Health Systems Unite to Solve Technical Challenges
The vision of accelerating the seamless exchange of information to improve health care for all guides the Center for Medical Interoperability. The Center is a 501(c)(3) organization led by health systems to change how medical technologies work together. Despite their shared technical challenges, they heretofore lacked a place to work on them. As a cooperative R&D arm for health systems, the center provides a vendor-neutral focal point for solutions providers to engage their customers. Its work is technical in nature, and its engineers are collaborating with industry stakeholders to develop the architecture for a vendor-neutral platform that will make it easier and less expensive to access and use the data from technologies across the continuum of care. This improvement will enable health systems to have real-time patient records that are complete and consistent and gain greater control over the data needed to deliver safe, efficient and effective care. The center is also establishing a centralized lab to test and certify that devices and enterprise applications meet members’ technical requirements, thereby giving health systems confidence that the solutions purchased for patient care will work as expected, safely and securely.

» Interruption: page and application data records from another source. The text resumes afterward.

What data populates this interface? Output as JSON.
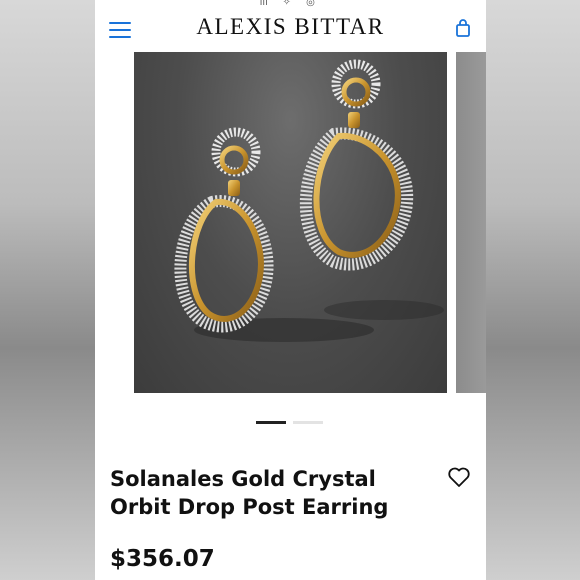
{
  "header": {
    "brand": "ALEXIS BITTAR",
    "decor": "ᗰ ✧ ◎",
    "menu_icon": "hamburger-menu-icon",
    "bag_icon": "shopping-bag-icon"
  },
  "product": {
    "title": "Solanales Gold Crystal Orbit Drop Post Earring",
    "price": "$356.07",
    "wishlist_icon": "heart-icon"
  },
  "carousel": {
    "slide_count": 2,
    "active_index": 0
  },
  "colors": {
    "accent": "#1a73d9",
    "gold": "#d9a736",
    "text": "#111111"
  }
}
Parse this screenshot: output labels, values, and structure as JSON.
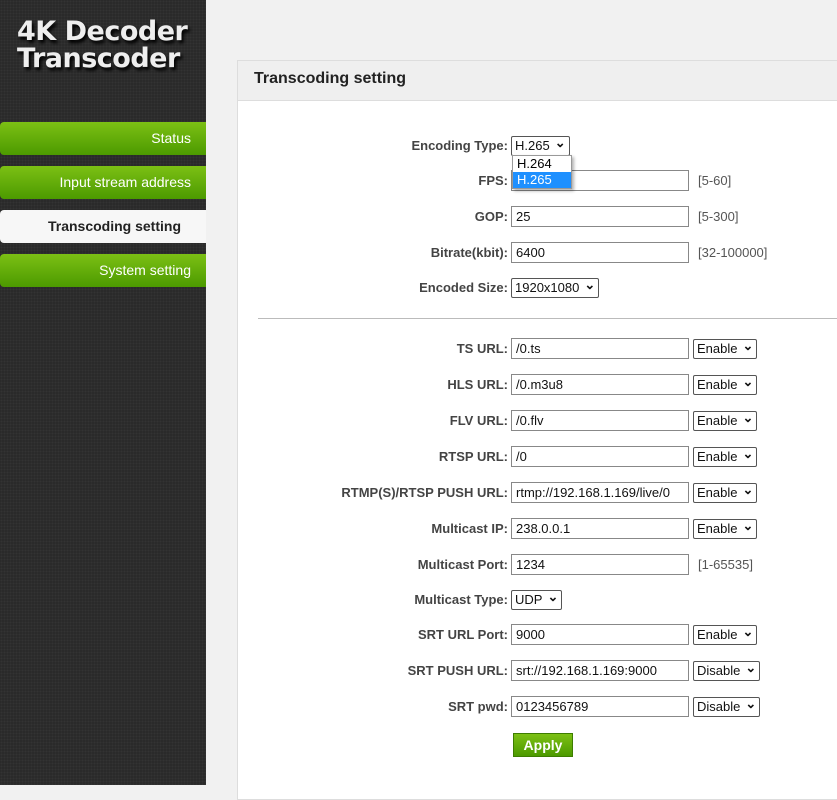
{
  "logo": {
    "line1": "4K Decoder",
    "line2": "Transcoder"
  },
  "nav": [
    {
      "label": "Status"
    },
    {
      "label": "Input stream address"
    },
    {
      "label": "Transcoding setting"
    },
    {
      "label": "System setting"
    }
  ],
  "panel": {
    "title": "Transcoding setting"
  },
  "encoding": {
    "label": "Encoding Type:",
    "value": "H.265",
    "options": [
      "H.264",
      "H.265"
    ]
  },
  "fps": {
    "label": "FPS:",
    "value": "",
    "hint": "[5-60]"
  },
  "gop": {
    "label": "GOP:",
    "value": "25",
    "hint": "[5-300]"
  },
  "bitrate": {
    "label": "Bitrate(kbit):",
    "value": "6400",
    "hint": "[32-100000]"
  },
  "size": {
    "label": "Encoded Size:",
    "value": "1920x1080"
  },
  "urls": [
    {
      "label": "TS URL:",
      "value": "/0.ts",
      "state": "Enable"
    },
    {
      "label": "HLS URL:",
      "value": "/0.m3u8",
      "state": "Enable"
    },
    {
      "label": "FLV URL:",
      "value": "/0.flv",
      "state": "Enable"
    },
    {
      "label": "RTSP URL:",
      "value": "/0",
      "state": "Enable"
    },
    {
      "label": "RTMP(S)/RTSP PUSH URL:",
      "value": "rtmp://192.168.1.169/live/0",
      "state": "Enable"
    },
    {
      "label": "Multicast IP:",
      "value": "238.0.0.1",
      "state": "Enable"
    }
  ],
  "mport": {
    "label": "Multicast Port:",
    "value": "1234",
    "hint": "[1-65535]"
  },
  "mtype": {
    "label": "Multicast Type:",
    "value": "UDP"
  },
  "srt": [
    {
      "label": "SRT URL Port:",
      "value": "9000",
      "state": "Enable"
    },
    {
      "label": "SRT PUSH URL:",
      "value": "srt://192.168.1.169:9000",
      "state": "Disable"
    },
    {
      "label": "SRT pwd:",
      "value": "0123456789",
      "state": "Disable"
    }
  ],
  "apply": "Apply"
}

Compelling Change with Procurement Power
Redefining the architecture for health care is no small task – and impossible for any single system. The procurement process is an effective lever for this magnitude of change. As the organizations buying, implementing and using technologies to care for patients, health systems can and must transform the technical underpinnings of the healthcare industry. Purchasers can reward vendors and developers that work together to adhere to the architecture.
The unified voice of health systems making consistent requests of vendors would benefit purchasers and sellers alike. The need to create and support customized solutions often is a financial burden on vendors as well. A centralized approach to establishing requirements can overcome the inability of a single health system to compel change on its own. Requirements should be specified in requests for proposals (RFPs) and upheld in contracting language. If you get what you pay for, then health systems ought to change what they pay for.
For the vendor community, a centralized approach provides a focal point for engaging customers in solving shared technical challenges. It also makes enlisting the help of other industries easier. Breaking legacy thinking is one of the hardest, yet most critical, aspects to revamping data flow in health care. Learning from those industries that have conquered similar challenges is invaluable.
It’s Time To Act
We must address the technical underpinnings of U.S. health care to enable the same data liquidity that we enjoy in other aspects of life. The healthcare ecosystem is poised to come together and drive change. Patients deserve better outcomes and care experiences, healthcare professionals deserve technology that helps them excel in their jobs, and our nation deserves a sustainable health system to care for generations to come.
Kerry McDermott, MPH, is vice president, public policy and communications for the Center for Medical Interoperability. Kerry has served as director of health care for the Federal Communications Commission, helped launch the West Health Policy Center and held roles at CIGNA and in consulting, finance and education.